_Exercise description:_
Below are the records; count how many of their lines hold the string "with" and give the number alone.

_Dataset records:_
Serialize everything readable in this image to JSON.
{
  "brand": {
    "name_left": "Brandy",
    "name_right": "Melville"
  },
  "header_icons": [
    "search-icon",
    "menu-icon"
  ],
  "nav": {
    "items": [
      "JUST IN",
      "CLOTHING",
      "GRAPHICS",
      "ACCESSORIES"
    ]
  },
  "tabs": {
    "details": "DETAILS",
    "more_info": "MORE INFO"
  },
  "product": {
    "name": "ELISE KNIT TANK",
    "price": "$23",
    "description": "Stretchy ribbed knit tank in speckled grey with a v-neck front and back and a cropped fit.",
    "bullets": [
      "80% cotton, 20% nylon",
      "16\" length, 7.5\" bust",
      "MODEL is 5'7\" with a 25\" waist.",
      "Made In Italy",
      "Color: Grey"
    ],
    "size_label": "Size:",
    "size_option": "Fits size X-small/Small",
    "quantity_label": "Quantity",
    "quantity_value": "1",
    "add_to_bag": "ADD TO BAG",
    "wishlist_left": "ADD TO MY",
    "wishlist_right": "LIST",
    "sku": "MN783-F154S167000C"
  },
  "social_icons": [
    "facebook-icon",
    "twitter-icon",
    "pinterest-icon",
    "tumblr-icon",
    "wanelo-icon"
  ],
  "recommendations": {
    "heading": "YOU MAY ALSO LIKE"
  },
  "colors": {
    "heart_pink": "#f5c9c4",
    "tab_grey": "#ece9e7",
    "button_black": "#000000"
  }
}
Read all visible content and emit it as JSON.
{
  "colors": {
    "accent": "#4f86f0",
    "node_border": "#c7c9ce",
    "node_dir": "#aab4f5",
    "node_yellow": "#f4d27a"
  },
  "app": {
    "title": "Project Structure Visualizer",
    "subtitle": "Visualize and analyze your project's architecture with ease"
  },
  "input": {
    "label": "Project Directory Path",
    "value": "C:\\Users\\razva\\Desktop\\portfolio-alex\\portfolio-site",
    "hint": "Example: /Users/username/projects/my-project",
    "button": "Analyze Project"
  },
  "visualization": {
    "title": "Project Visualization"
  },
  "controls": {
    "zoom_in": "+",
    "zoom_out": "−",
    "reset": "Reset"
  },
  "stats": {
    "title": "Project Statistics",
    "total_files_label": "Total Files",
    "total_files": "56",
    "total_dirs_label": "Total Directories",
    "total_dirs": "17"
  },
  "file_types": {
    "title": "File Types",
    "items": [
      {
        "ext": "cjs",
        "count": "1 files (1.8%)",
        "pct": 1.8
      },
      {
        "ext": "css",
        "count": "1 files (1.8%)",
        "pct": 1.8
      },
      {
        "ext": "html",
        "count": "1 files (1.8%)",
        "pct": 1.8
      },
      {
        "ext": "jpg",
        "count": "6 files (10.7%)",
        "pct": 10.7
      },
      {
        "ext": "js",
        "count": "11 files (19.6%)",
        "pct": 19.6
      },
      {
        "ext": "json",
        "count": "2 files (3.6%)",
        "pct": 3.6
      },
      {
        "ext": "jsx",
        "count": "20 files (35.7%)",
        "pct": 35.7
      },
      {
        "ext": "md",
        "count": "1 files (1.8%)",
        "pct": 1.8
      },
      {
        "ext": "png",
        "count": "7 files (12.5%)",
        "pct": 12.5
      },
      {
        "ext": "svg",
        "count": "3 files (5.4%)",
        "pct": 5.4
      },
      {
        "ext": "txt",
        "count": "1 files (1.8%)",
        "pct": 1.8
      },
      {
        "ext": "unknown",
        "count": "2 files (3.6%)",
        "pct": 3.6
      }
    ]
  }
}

_Response:_
3